“But I had no concerns mental well-being.”
Dr Zigar was seen for the last time when he finished his shift on Saturday, August 25.
He was not seen again until a health care assistant found his body at 10pm on Tuesday, August 27. The cause of death was hanging. Ann Keogh, a senior doctor at the QE who carried out the investigation into what happened, told the inquest that Dr Zigar’s movements were tracked using his swipe card records and CCTV footage.
He was shown to have finished work on the surgical ward at 5pm on Saturday and then moved around the hospital until the last sighting of for his him at 7pm that day. There was no other sightings until his body was found at 10pm on Tuesday, Dr Keogh said.
Asked by coroner Louise Hunt why nobody had missed him during the three days, she said a combination of factors were involved.
When he didn’t turn up for his shift on Sunday morning his absence was not followed up.

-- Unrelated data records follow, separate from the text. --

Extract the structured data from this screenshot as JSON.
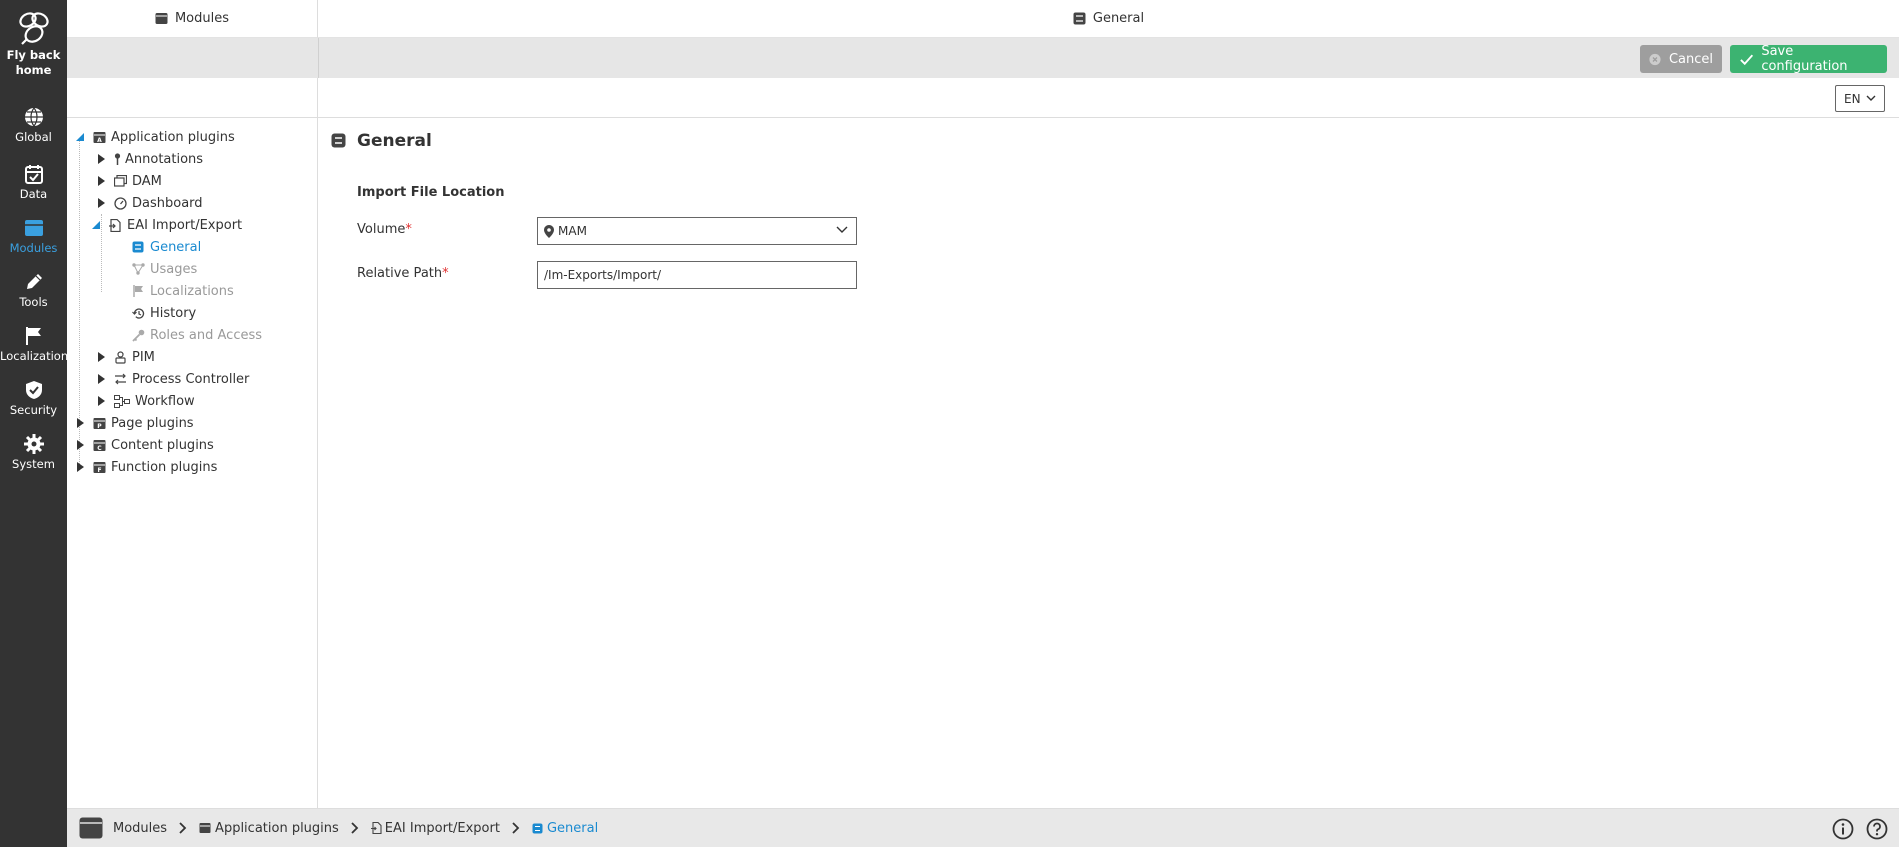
{
  "rail": {
    "home_label": "Fly back home",
    "items": [
      {
        "label": "Global",
        "icon": "globe-icon"
      },
      {
        "label": "Data",
        "icon": "calendar-icon"
      },
      {
        "label": "Modules",
        "icon": "modules-icon"
      },
      {
        "label": "Tools",
        "icon": "pencil-icon"
      },
      {
        "label": "Localization",
        "icon": "flag-icon"
      },
      {
        "label": "Security",
        "icon": "shield-icon"
      },
      {
        "label": "System",
        "icon": "gear-icon"
      }
    ],
    "active": "Modules",
    "accent": "#3aa0e0"
  },
  "headers": {
    "tree": "Modules",
    "main": "General"
  },
  "toolbar": {
    "cancel": "Cancel",
    "save": "Save configuration",
    "save_color": "#3cb371",
    "cancel_color": "#9e9e9e"
  },
  "language": "EN",
  "tree": {
    "app_plugins": "Application plugins",
    "annotations": "Annotations",
    "dam": "DAM",
    "dashboard": "Dashboard",
    "eai": "EAI Import/Export",
    "general": "General",
    "usages": "Usages",
    "localizations": "Localizations",
    "history": "History",
    "roles": "Roles and Access",
    "pim": "PIM",
    "process": "Process Controller",
    "workflow": "Workflow",
    "page_plugins": "Page plugins",
    "content_plugins": "Content plugins",
    "function_plugins": "Function plugins"
  },
  "form": {
    "title": "General",
    "section": "Import File Location",
    "volume_label": "Volume",
    "volume_value": "MAM",
    "path_label": "Relative Path",
    "path_value": "/Im-Exports/Import/",
    "required_mark": "*"
  },
  "breadcrumb": [
    "Modules",
    "Application plugins",
    "EAI Import/Export",
    "General"
  ]
}
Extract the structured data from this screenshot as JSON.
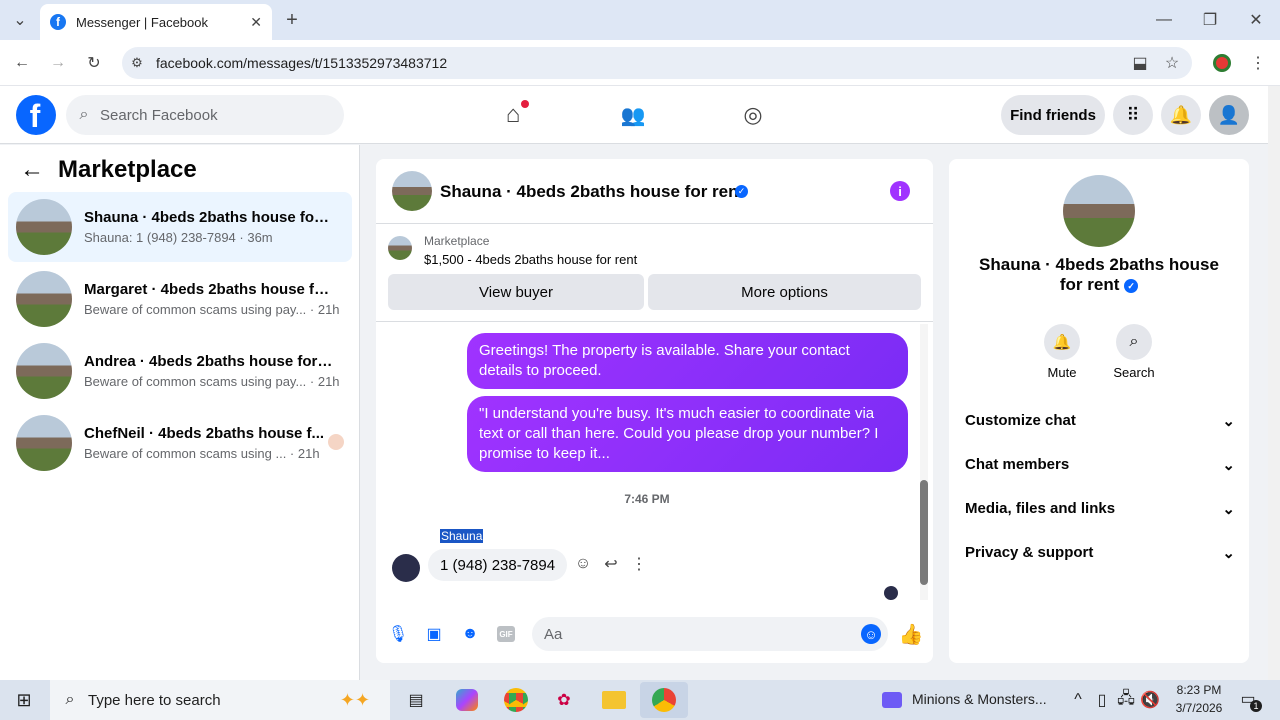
{
  "browser": {
    "tab_title": "Messenger | Facebook",
    "url": "facebook.com/messages/t/1513352973483712",
    "icons": [
      "tab-list-icon",
      "close-tab-icon",
      "new-tab-icon",
      "minimize-icon",
      "restore-icon",
      "close-window-icon",
      "back-icon",
      "forward-icon",
      "reload-icon",
      "site-info-icon",
      "install-icon",
      "bookmark-star-icon",
      "profile-icon",
      "menu-icon"
    ]
  },
  "fb_header": {
    "logo": "f",
    "search_placeholder": "Search Facebook",
    "find_friends": "Find friends"
  },
  "sidebar": {
    "title": "Marketplace",
    "conversations": [
      {
        "name": "Shauna · 4beds 2baths house for r...",
        "preview": "Shauna: 1 (948) 238-7894 · 36m"
      },
      {
        "name": "Margaret · 4beds 2baths house for...",
        "preview": "Beware of common scams using pay... · 21h"
      },
      {
        "name": "Andrea · 4beds 2baths house for r...",
        "preview": "Beware of common scams using pay... · 21h"
      },
      {
        "name": "ChefNeil · 4beds 2baths house f...",
        "preview": "Beware of common scams using ... · 21h"
      }
    ]
  },
  "chat": {
    "header_title": "Shauna · 4beds 2baths house for rent",
    "listing_source": "Marketplace",
    "listing_title": "$1,500 - 4beds 2baths house for rent",
    "view_buyer": "View buyer",
    "more_options": "More options",
    "messages_out": [
      "Greetings! The property is available. Share your contact details to proceed.",
      "\"I understand you're busy. It's much easier to coordinate via text or call than here. Could you please drop your number? I promise to keep it..."
    ],
    "timestamp": "7:46 PM",
    "sender_name": "Shauna",
    "incoming_message": "1 (948) 238-7894",
    "composer_placeholder": "Aa"
  },
  "details": {
    "title": "Shauna · 4beds 2baths house for rent",
    "mute": "Mute",
    "search": "Search",
    "sections": [
      "Customize chat",
      "Chat members",
      "Media, files and links",
      "Privacy & support"
    ]
  },
  "taskbar": {
    "search_placeholder": "Type here to search",
    "media": "Minions & Monsters...",
    "time": "8:23 PM",
    "date": "3/7/2026",
    "notif_count": "1"
  },
  "colors": {
    "fb_blue": "#0866ff",
    "bubble_purple": "#8a2be2",
    "verified": "#0866ff",
    "active_convo": "#ebf5ff"
  }
}
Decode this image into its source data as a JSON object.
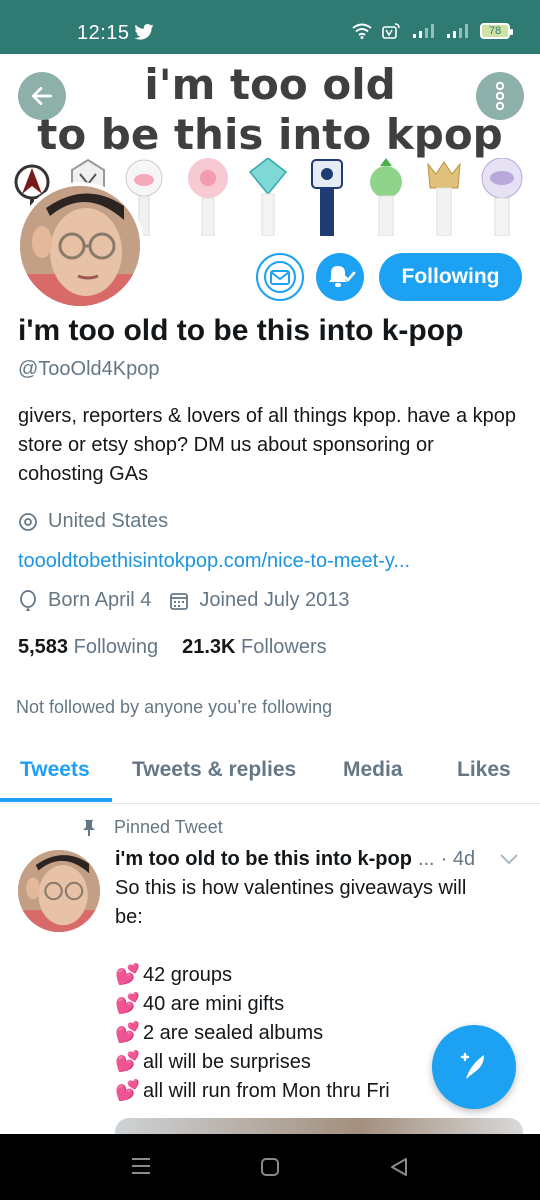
{
  "status_bar": {
    "time": "12:15",
    "battery": "78",
    "icons": [
      "twitter-bird-icon",
      "wifi-icon",
      "volte-icon",
      "signal-icon",
      "signal-icon",
      "battery-icon"
    ]
  },
  "header": {
    "title_line1": "i'm too old",
    "title_line2": "to be this into kpop",
    "back_icon": "arrow-left-icon",
    "more_icon": "more-vertical-icon",
    "lightstick_count": 10
  },
  "profile": {
    "name": "i'm too old to be this into k-pop",
    "handle": "@TooOld4Kpop",
    "bio": "givers, reporters & lovers of all things kpop. have a kpop store or etsy shop? DM us about sponsoring or cohosting GAs",
    "location": "United States",
    "website": "toooldtobethisintokpop.com/nice-to-meet-y...",
    "born": "Born April 4",
    "joined": "Joined July 2013",
    "following_count": "5,583",
    "following_label": "Following",
    "followers_count": "21.3K",
    "followers_label": "Followers",
    "not_followed": "Not followed by anyone you’re following"
  },
  "actions": {
    "follow_label": "Following",
    "message_icon": "envelope-icon",
    "notify_icon": "bell-check-icon"
  },
  "tabs": [
    {
      "label": "Tweets",
      "active": true
    },
    {
      "label": "Tweets & replies",
      "active": false
    },
    {
      "label": "Media",
      "active": false
    },
    {
      "label": "Likes",
      "active": false
    }
  ],
  "pinned_tweet": {
    "pinned_label": "Pinned Tweet",
    "author": "i'm too old to be this into k-pop",
    "ellipsis": "...",
    "time": "· 4d",
    "intro_line1": "So this is how valentines giveaways will",
    "intro_line2": "be:",
    "items": [
      "42 groups",
      "40 are mini gifts",
      "2 are sealed albums",
      "all will be surprises",
      "all will run from Mon thru Fri"
    ],
    "bullet": "💕"
  },
  "colors": {
    "accent": "#1da1f2",
    "status_bar": "#2f7a72",
    "secondary_text": "#657786",
    "link": "#1b95e0",
    "heart": "#e0245e"
  }
}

Dr Keogh said: “Staff weren’t par- ticularly surprised or concerned and thought it was a rota error because this had happened with another member of staff the previous day.
“Or, as a locum, he decided not to turn up, which does occur.”
Another doctor tried ringing him and left a message, but there was no reply.
It was only on the Sunday afternoon, when Dr Zigar’s parents contacted the locum agency saying they had not heard from their son for 48 hours, that the hospital probed further. Dr Keogh said a doctor went into the hospital’s computer system to find out if he had logged on.
But the name “Edward” than “Eduard” was entered, with the wrong speciality, meant there was no record working at the hospital.
After the mistake was realised, police were informed he was missing and a search began for him via a doctors’ WhatApp group.
Dr Keogh said, as a result of Dr Zigar’s death, the QE now offered more support to locums when they first started, including setting up a special app for junior doctors.
But she said no-one who worked with him reported any concerns.
“On the Saturday he was quiet and detached, but people felt that was not unusual in a new doctor,” she said.
Dr Zigar’s parents travelled from Lithuania for the hearing.
His mother, Julia Zigar, told the court her son was a “tolerant, loving person who loved life”.
She said he texted her every day and was due to return home to Lithuania the week after he died.
“He showed no signs of unhappiness and had never spoken of killing himself,” she said. “He was extremely religious and suicide is not acceptable in our religion.”
Mrs Hunt recorded a conclusion of suicide.
After the hearing, University Hospitals Birmingham NHS Foundation Trust said: “The Trust extends sympathies to the family, friends and colleagues of Dr Zigar and hopes the conclusion of the inquest will bring at least some sense of closure.
“His untimely death has prompted the Trust to investigate whether any processes or policies could be improved to avoid such a terrible thing happening again.” rather along which of him
> Eduard Zigar, 25, was found hanged in a store cupboard at the QE Hospital